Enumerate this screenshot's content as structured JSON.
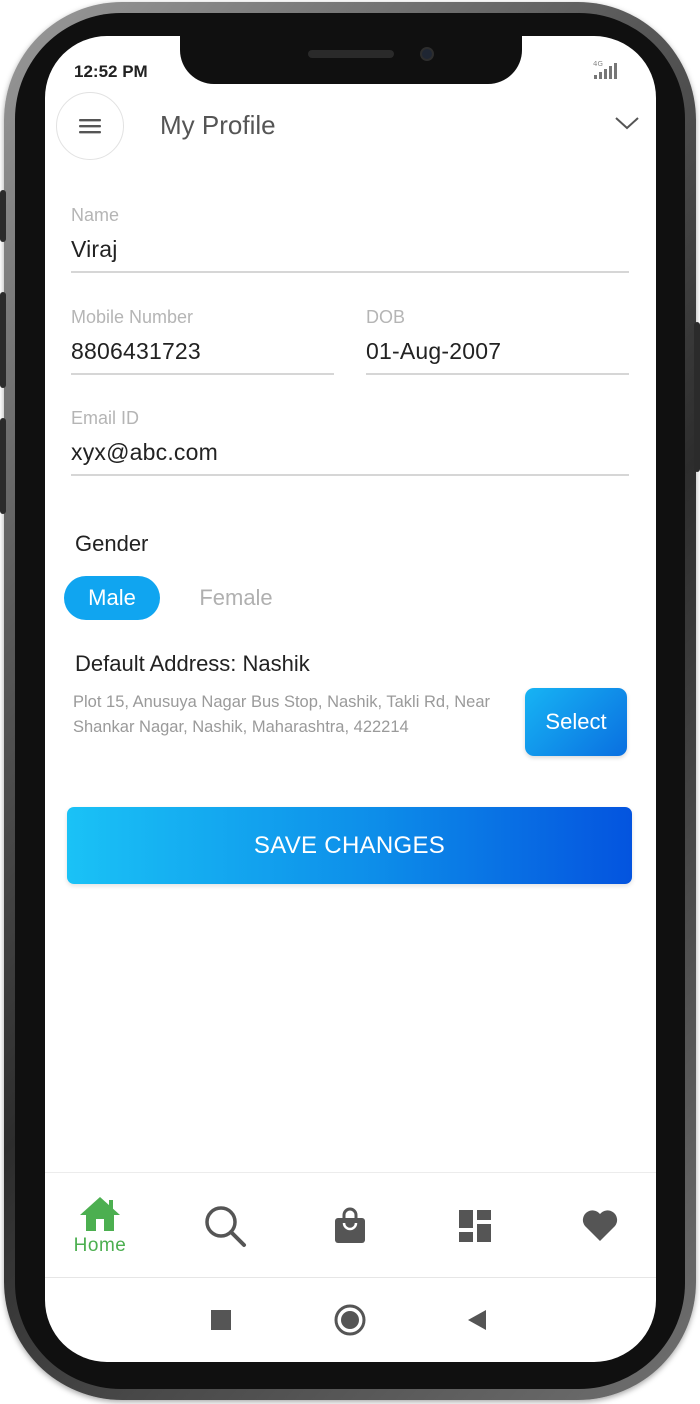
{
  "status_bar": {
    "time": "12:52 PM",
    "network": "4G"
  },
  "header": {
    "title": "My Profile",
    "menu_icon": "hamburger-icon",
    "dropdown_icon": "chevron-down-icon"
  },
  "form": {
    "name": {
      "label": "Name",
      "value": "Viraj"
    },
    "mobile": {
      "label": "Mobile Number",
      "value": "8806431723"
    },
    "dob": {
      "label": "DOB",
      "value": "01-Aug-2007"
    },
    "email": {
      "label": "Email ID",
      "value": "xyx@abc.com"
    }
  },
  "gender": {
    "label": "Gender",
    "options": [
      "Male",
      "Female"
    ],
    "selected": "Male"
  },
  "address": {
    "heading": "Default Address: Nashik",
    "text": "Plot 15, Anusuya Nagar Bus Stop, Nashik, Takli Rd, Near Shankar Nagar, Nashik, Maharashtra, 422214",
    "select_label": "Select"
  },
  "save_label": "SAVE CHANGES",
  "bottom_nav": {
    "items": [
      {
        "name": "home",
        "label": "Home",
        "icon": "home-icon",
        "active": true
      },
      {
        "name": "search",
        "label": "",
        "icon": "search-icon",
        "active": false
      },
      {
        "name": "bag",
        "label": "",
        "icon": "shopping-bag-icon",
        "active": false
      },
      {
        "name": "dashboard",
        "label": "",
        "icon": "dashboard-icon",
        "active": false
      },
      {
        "name": "favorites",
        "label": "",
        "icon": "heart-icon",
        "active": false
      }
    ]
  },
  "colors": {
    "accent": "#10a5f0",
    "gradient_start": "#1ac2f6",
    "gradient_end": "#0454df",
    "nav_active": "#4caf50",
    "nav_inactive": "#555555"
  }
}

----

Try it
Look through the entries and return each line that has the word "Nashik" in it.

Response
    "heading": "Default Address: Nashik",
    "text": "Plot 15, Anusuya Nagar Bus Stop, Nashik, Takli Rd, Near Shankar Nagar, Nashik, Maharashtra, 422214",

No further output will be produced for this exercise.